*Source data*.
◇ ◇ ◇ ◇ ◇
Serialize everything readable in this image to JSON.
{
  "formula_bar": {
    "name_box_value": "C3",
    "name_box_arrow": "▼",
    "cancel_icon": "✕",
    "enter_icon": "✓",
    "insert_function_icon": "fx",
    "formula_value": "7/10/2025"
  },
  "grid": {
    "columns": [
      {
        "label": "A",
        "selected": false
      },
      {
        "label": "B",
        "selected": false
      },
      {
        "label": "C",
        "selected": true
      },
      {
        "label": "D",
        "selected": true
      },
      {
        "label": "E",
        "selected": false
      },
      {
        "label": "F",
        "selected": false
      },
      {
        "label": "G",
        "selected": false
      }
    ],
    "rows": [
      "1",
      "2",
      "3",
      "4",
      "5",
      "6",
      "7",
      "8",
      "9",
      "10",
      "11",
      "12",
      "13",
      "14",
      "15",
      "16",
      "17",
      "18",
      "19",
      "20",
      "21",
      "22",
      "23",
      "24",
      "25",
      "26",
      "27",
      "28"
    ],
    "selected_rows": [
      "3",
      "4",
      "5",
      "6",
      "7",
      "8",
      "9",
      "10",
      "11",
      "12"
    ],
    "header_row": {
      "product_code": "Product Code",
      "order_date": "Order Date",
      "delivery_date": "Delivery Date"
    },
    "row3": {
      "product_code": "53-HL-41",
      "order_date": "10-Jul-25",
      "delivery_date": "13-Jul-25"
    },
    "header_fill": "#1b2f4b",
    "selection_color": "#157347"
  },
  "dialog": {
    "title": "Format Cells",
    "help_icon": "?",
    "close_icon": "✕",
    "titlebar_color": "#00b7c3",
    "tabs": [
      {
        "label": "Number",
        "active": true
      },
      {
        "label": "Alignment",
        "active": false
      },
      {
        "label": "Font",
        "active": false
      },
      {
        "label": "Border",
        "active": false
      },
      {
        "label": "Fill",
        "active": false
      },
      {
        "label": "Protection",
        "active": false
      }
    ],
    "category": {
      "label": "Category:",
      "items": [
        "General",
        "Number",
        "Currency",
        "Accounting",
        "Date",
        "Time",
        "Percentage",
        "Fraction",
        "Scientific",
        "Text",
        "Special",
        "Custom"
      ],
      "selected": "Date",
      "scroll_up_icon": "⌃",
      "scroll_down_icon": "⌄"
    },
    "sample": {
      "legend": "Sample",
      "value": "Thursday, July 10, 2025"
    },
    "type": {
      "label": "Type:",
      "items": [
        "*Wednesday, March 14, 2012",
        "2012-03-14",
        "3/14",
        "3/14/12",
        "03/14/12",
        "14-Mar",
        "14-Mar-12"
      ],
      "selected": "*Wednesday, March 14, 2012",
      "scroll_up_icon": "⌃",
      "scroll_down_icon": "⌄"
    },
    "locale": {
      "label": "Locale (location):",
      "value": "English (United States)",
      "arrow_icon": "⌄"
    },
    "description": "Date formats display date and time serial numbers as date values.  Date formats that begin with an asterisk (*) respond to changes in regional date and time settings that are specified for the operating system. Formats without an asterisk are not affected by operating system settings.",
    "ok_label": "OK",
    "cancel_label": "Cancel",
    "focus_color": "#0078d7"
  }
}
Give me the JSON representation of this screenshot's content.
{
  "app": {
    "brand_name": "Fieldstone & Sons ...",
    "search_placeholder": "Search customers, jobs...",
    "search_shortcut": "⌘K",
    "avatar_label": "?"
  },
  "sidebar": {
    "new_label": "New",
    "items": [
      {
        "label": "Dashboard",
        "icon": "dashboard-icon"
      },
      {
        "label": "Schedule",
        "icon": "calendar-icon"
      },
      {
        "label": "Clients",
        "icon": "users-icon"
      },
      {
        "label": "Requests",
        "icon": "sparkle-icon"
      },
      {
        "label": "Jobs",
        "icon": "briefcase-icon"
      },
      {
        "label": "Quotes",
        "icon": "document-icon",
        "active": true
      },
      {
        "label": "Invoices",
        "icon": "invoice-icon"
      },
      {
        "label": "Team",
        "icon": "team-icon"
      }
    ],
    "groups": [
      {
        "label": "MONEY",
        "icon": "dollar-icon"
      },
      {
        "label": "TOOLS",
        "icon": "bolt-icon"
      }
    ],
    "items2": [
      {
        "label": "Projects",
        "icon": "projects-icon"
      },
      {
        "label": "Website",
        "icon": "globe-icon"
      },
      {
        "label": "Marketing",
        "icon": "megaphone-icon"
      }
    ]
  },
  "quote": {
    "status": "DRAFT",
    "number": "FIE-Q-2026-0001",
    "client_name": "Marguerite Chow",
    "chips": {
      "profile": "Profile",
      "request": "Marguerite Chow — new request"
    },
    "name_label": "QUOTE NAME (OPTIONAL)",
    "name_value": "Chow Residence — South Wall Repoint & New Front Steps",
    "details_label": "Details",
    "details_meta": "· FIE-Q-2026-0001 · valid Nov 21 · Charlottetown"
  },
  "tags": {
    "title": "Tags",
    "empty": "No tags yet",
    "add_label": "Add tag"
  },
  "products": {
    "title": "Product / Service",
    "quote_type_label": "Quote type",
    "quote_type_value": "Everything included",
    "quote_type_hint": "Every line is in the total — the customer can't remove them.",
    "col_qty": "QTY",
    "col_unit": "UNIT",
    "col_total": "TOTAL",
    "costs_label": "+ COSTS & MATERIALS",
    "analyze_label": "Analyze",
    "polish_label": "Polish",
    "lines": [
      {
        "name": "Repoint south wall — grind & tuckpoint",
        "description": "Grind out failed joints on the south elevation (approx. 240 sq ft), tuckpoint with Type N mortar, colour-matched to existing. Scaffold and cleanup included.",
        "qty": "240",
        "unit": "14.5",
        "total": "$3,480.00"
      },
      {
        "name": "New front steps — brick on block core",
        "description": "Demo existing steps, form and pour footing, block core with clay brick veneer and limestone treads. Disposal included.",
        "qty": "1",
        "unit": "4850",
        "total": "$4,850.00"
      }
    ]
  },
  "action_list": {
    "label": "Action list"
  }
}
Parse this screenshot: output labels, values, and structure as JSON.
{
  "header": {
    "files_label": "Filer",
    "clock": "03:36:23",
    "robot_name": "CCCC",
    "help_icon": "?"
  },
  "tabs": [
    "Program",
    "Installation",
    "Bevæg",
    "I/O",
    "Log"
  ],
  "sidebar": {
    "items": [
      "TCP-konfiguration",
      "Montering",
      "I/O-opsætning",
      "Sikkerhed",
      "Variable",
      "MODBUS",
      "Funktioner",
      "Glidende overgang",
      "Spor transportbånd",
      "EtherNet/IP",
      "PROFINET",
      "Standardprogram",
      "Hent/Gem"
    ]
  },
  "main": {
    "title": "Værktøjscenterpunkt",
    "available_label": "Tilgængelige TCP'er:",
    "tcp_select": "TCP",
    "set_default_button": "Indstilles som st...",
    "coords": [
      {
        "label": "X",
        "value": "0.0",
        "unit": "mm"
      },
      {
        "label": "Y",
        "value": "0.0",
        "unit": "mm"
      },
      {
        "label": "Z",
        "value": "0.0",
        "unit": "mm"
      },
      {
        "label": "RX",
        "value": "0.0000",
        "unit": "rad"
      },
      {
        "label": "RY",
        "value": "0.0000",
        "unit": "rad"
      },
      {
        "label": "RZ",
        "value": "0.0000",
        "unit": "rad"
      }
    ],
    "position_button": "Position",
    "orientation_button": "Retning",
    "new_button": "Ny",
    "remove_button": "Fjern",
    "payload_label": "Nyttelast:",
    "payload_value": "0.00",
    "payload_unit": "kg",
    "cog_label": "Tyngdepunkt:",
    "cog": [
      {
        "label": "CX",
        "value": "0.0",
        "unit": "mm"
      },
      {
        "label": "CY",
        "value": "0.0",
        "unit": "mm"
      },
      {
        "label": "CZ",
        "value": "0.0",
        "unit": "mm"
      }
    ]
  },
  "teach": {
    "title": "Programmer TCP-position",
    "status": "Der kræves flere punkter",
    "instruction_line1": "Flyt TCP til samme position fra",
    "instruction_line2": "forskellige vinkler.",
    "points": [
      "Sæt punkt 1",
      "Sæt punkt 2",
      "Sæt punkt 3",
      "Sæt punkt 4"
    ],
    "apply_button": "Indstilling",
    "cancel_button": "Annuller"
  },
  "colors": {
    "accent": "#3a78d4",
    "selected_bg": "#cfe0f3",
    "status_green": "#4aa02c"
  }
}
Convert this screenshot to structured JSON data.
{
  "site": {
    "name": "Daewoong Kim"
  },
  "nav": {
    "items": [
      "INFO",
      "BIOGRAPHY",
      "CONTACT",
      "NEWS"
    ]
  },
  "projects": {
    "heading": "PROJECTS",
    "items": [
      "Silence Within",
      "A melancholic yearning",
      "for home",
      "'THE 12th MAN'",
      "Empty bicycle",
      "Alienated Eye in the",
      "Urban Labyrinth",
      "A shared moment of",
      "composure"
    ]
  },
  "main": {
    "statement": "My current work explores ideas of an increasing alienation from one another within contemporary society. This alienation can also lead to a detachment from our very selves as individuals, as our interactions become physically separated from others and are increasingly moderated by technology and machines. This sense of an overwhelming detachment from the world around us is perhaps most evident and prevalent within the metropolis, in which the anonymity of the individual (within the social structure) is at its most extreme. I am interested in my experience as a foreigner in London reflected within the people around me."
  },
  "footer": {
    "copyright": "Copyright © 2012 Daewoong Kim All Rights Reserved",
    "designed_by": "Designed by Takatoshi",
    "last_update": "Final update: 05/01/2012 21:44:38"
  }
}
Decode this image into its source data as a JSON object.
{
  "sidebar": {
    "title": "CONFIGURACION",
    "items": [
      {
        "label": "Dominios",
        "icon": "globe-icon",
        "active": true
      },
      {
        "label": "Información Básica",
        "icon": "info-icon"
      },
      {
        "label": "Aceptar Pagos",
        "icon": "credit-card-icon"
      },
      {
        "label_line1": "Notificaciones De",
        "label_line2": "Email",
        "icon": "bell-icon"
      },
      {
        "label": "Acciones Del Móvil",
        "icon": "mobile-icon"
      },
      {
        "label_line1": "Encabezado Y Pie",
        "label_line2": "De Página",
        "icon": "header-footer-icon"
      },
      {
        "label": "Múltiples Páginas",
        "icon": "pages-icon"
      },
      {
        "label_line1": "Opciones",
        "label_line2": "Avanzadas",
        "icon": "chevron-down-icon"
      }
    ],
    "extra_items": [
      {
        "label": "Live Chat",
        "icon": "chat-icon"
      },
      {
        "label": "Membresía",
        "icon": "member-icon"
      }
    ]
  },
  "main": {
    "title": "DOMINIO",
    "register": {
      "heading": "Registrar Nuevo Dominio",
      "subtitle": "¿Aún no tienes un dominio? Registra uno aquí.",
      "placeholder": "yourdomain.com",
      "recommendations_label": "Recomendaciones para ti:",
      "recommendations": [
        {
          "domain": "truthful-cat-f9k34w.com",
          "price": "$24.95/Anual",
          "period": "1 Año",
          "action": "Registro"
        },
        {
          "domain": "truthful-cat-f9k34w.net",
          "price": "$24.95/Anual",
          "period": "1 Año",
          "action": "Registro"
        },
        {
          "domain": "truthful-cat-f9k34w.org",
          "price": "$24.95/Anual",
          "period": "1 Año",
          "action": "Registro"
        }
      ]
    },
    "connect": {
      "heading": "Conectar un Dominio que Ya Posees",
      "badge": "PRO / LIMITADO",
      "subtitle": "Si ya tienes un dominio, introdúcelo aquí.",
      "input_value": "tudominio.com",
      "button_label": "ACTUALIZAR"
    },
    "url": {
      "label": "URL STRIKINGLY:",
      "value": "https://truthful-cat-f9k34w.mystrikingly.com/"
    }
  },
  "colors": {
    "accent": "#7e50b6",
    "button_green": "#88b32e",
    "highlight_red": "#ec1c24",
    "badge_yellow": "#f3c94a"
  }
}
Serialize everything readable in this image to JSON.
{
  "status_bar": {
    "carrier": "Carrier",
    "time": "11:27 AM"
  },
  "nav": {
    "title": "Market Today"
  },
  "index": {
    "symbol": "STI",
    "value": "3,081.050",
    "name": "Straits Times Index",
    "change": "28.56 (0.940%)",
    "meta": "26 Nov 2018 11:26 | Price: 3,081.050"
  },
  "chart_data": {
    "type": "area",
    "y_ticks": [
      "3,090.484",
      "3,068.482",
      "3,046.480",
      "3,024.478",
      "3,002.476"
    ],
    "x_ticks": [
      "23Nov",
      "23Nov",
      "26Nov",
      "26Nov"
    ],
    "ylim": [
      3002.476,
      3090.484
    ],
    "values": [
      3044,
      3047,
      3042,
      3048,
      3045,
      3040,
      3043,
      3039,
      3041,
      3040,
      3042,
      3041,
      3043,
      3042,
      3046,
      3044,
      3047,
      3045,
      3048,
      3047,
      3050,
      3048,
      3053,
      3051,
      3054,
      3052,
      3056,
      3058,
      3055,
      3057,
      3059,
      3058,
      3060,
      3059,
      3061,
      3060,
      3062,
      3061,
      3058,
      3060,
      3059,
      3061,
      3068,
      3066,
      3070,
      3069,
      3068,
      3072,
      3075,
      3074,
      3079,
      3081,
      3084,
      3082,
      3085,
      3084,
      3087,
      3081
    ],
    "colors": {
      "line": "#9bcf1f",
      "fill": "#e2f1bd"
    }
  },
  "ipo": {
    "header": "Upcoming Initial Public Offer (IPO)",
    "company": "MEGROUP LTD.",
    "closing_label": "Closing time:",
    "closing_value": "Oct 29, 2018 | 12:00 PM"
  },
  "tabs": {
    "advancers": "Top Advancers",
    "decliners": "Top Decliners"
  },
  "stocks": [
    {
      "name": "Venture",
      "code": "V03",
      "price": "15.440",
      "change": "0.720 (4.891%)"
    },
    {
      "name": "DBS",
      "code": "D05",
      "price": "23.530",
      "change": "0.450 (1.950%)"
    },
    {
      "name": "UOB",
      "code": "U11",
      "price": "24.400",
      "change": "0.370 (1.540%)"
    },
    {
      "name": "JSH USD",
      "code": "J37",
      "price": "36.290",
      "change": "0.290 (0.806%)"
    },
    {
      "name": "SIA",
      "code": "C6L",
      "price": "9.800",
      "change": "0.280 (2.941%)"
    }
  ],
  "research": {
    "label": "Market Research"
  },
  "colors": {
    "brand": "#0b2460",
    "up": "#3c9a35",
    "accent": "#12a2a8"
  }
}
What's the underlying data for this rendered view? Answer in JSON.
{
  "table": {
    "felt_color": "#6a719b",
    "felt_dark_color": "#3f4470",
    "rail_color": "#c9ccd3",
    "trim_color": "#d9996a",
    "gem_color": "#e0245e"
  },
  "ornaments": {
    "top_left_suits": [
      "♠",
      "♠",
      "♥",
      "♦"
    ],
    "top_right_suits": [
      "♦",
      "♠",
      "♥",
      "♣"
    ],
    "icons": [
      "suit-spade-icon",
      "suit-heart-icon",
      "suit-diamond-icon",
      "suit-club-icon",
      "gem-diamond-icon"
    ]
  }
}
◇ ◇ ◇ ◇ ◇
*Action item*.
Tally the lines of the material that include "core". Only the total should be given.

*Result of the task*.
2